→ **Prompt**:
Scan the material that follows. Copy every line containing the word "Folder".

→ **Source material**:
--------

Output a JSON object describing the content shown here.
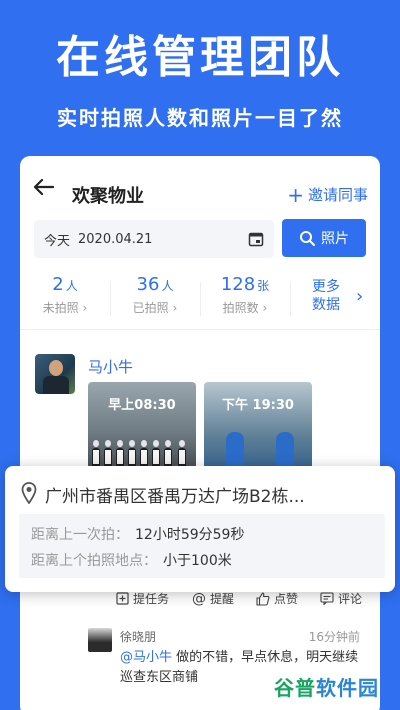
{
  "promo": {
    "title": "在线管理团队",
    "subtitle": "实时拍照人数和照片一目了然"
  },
  "header": {
    "title": "欢聚物业",
    "invite_label": "邀请同事"
  },
  "filter": {
    "date_prefix": "今天",
    "date_value": "2020.04.21",
    "photo_button": "照片"
  },
  "stats": [
    {
      "num": "2",
      "unit": "人",
      "label": "未拍照"
    },
    {
      "num": "36",
      "unit": "人",
      "label": "已拍照"
    },
    {
      "num": "128",
      "unit": "张",
      "label": "拍照数"
    }
  ],
  "more": {
    "line1": "更多",
    "line2": "数据"
  },
  "post": {
    "user_name": "马小牛",
    "photos": [
      {
        "label": "早上08:30"
      },
      {
        "label": "下午 19:30"
      }
    ]
  },
  "location": {
    "address": "广州市番禺区番禺万达广场B2栋...",
    "row1_label": "距离上一次拍：",
    "row1_value": "12小时59分59秒",
    "row2_label": "距离上个拍照地点：",
    "row2_value": "小于100米"
  },
  "actions": [
    {
      "label": "提任务",
      "icon": "task-icon"
    },
    {
      "label": "提醒",
      "icon": "at-icon"
    },
    {
      "label": "点赞",
      "icon": "thumbs-up-icon"
    },
    {
      "label": "评论",
      "icon": "comment-icon"
    }
  ],
  "comment": {
    "author": "徐晓朋",
    "time": "16分钟前",
    "mention": "@马小牛",
    "text": " 做的不错，早点休息，明天继续巡查东区商铺"
  },
  "watermark": {
    "part1": "谷普",
    "part2": "软件园"
  },
  "colors": {
    "brand_blue": "#2f6ff0",
    "background": "#2f6ff0"
  }
}
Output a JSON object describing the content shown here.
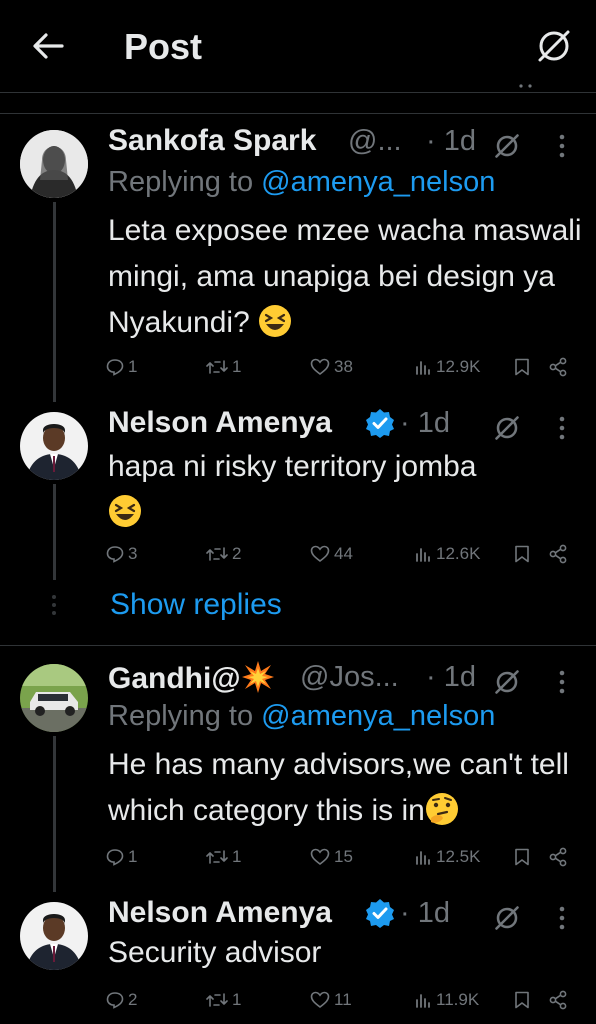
{
  "header": {
    "title": "Post"
  },
  "tweets": [
    {
      "name": "Sankofa Spark",
      "handle": "@...",
      "time": "· 1d",
      "reply_prefix": "Replying to ",
      "reply_handle": "@amenya_nelson",
      "text": "Leta exposee mzee wacha maswali mingi, ama unapiga bei design ya Nyakundi?",
      "stats": {
        "replies": "1",
        "reposts": "1",
        "likes": "38",
        "views": "12.9K"
      }
    },
    {
      "name": "Nelson Amenya",
      "time": "· 1d",
      "text": "hapa ni risky territory jomba",
      "stats": {
        "replies": "3",
        "reposts": "2",
        "likes": "44",
        "views": "12.6K"
      }
    },
    {
      "name": "Gandhi@",
      "handle": "@Jos...",
      "time": "· 1d",
      "reply_prefix": "Replying to ",
      "reply_handle": "@amenya_nelson",
      "text": "He has many advisors,we can't tell which category this is in",
      "stats": {
        "replies": "1",
        "reposts": "1",
        "likes": "15",
        "views": "12.5K"
      }
    },
    {
      "name": "Nelson Amenya",
      "time": "· 1d",
      "text": "Security advisor",
      "stats": {
        "replies": "2",
        "reposts": "1",
        "likes": "11",
        "views": "11.9K"
      }
    }
  ],
  "show_replies": "Show replies",
  "colors": {
    "background": "#000000",
    "link": "#1d9bf0",
    "muted": "#71767b",
    "verified": "#1d9bf0"
  }
}
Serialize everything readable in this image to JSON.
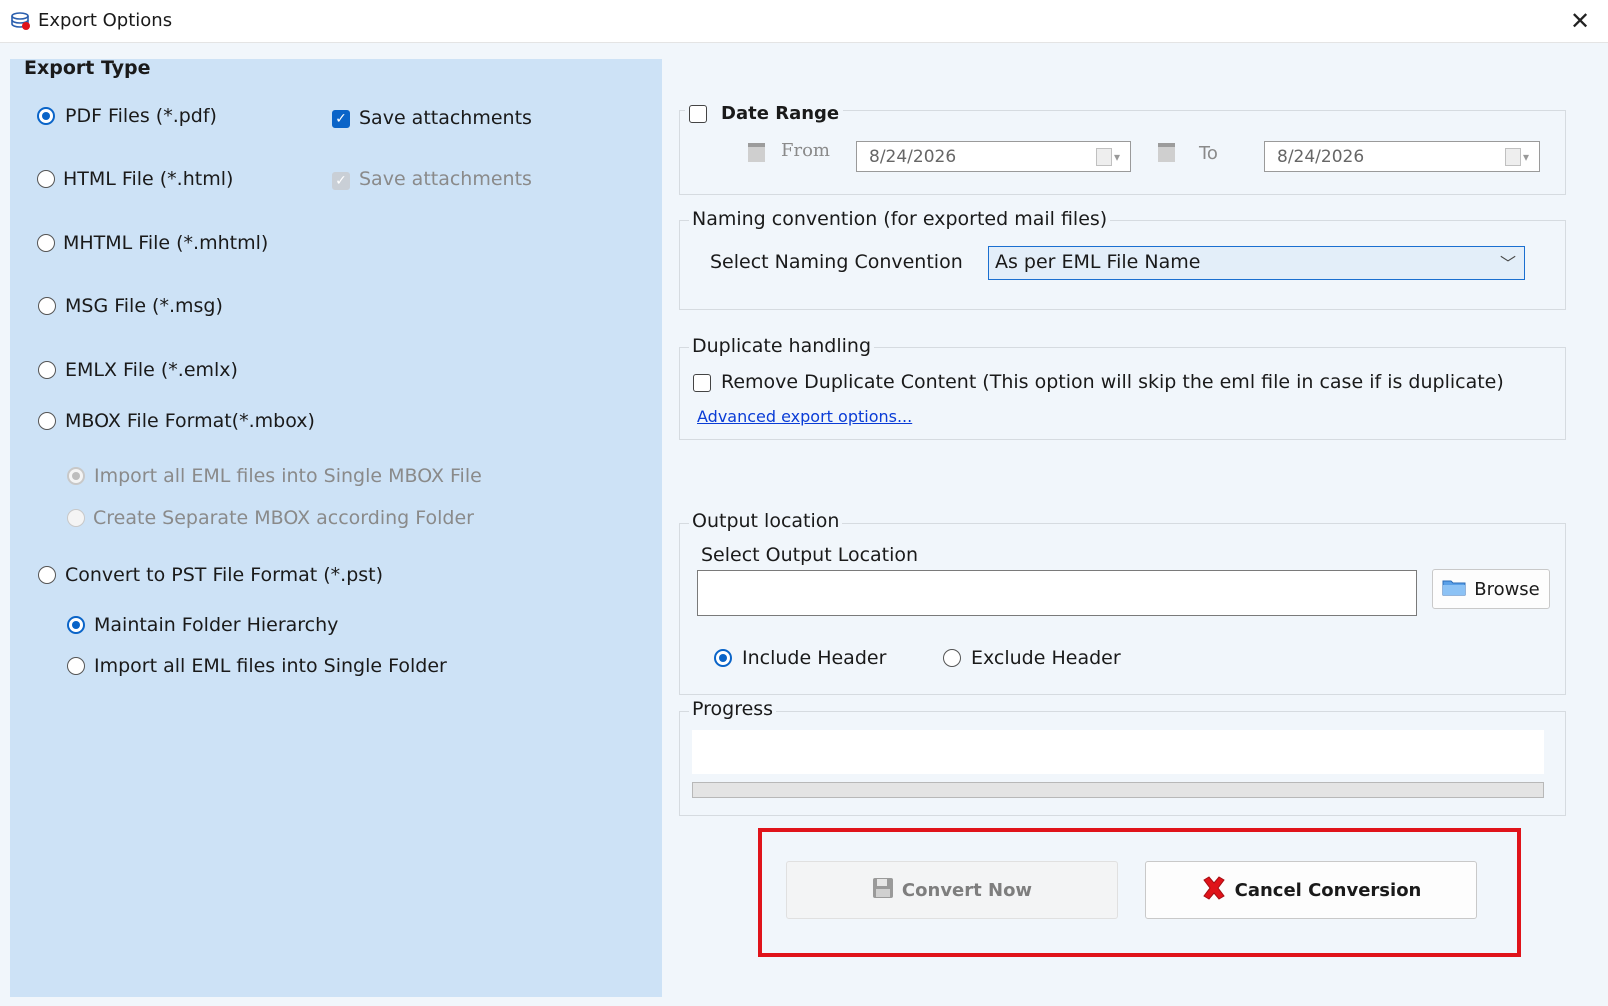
{
  "window": {
    "title": "Export Options",
    "close_symbol": "✕"
  },
  "export_type": {
    "heading": "Export Type",
    "options": [
      {
        "label": "PDF Files (*.pdf)",
        "selected": true
      },
      {
        "label": "HTML File  (*.html)",
        "selected": false
      },
      {
        "label": "MHTML File  (*.mhtml)",
        "selected": false
      },
      {
        "label": "MSG File (*.msg)",
        "selected": false
      },
      {
        "label": "EMLX File (*.emlx)",
        "selected": false
      },
      {
        "label": "MBOX File Format(*.mbox)",
        "selected": false
      },
      {
        "label": "Convert to PST File Format (*.pst)",
        "selected": false
      }
    ],
    "pdf_save_attachments": {
      "label": "Save attachments",
      "checked": true,
      "enabled": true
    },
    "html_save_attachments": {
      "label": "Save attachments",
      "checked": true,
      "enabled": false
    },
    "mbox_suboptions": [
      {
        "label": "Import all EML files into Single MBOX File",
        "selected": true,
        "enabled": false
      },
      {
        "label": "Create Separate MBOX according Folder",
        "selected": false,
        "enabled": false
      }
    ],
    "pst_suboptions": [
      {
        "label": "Maintain Folder Hierarchy",
        "selected": true,
        "enabled": true
      },
      {
        "label": "Import all EML files into Single Folder",
        "selected": false,
        "enabled": true
      }
    ]
  },
  "date_range": {
    "label": "Date Range",
    "checked": false,
    "from_label": "From",
    "from_value": "8/24/2026",
    "to_label": "To",
    "to_value": "8/24/2026"
  },
  "naming": {
    "group_title": "Naming convention (for exported mail files)",
    "label": "Select Naming Convention",
    "selected_value": "As per EML File Name"
  },
  "duplicate": {
    "group_title": "Duplicate handling",
    "checkbox_label": "Remove Duplicate Content (This option will skip the eml file in case if is duplicate)",
    "checked": false,
    "advanced_link": "Advanced export options..."
  },
  "output": {
    "group_title": "Output location",
    "label": "Select Output Location",
    "path_value": "",
    "browse_label": "Browse",
    "header_options": [
      {
        "label": "Include Header",
        "selected": true
      },
      {
        "label": "Exclude Header",
        "selected": false
      }
    ]
  },
  "progress": {
    "group_title": "Progress",
    "status_text": "",
    "fraction": 0
  },
  "actions": {
    "convert_label": "Convert Now",
    "convert_enabled": false,
    "cancel_label": "Cancel Conversion",
    "highlight_color": "#e0131a"
  },
  "colors": {
    "accent": "#0a64c8",
    "left_panel": "#cde2f6",
    "dialog_bg": "#f1f6fb",
    "cancel_icon": "#e0131a"
  }
}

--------

→ **Output**:
        "label": "Create Separate MBOX according Folder",
        "label": "Maintain Folder Hierarchy",
        "label": "Import all EML files into Single Folder",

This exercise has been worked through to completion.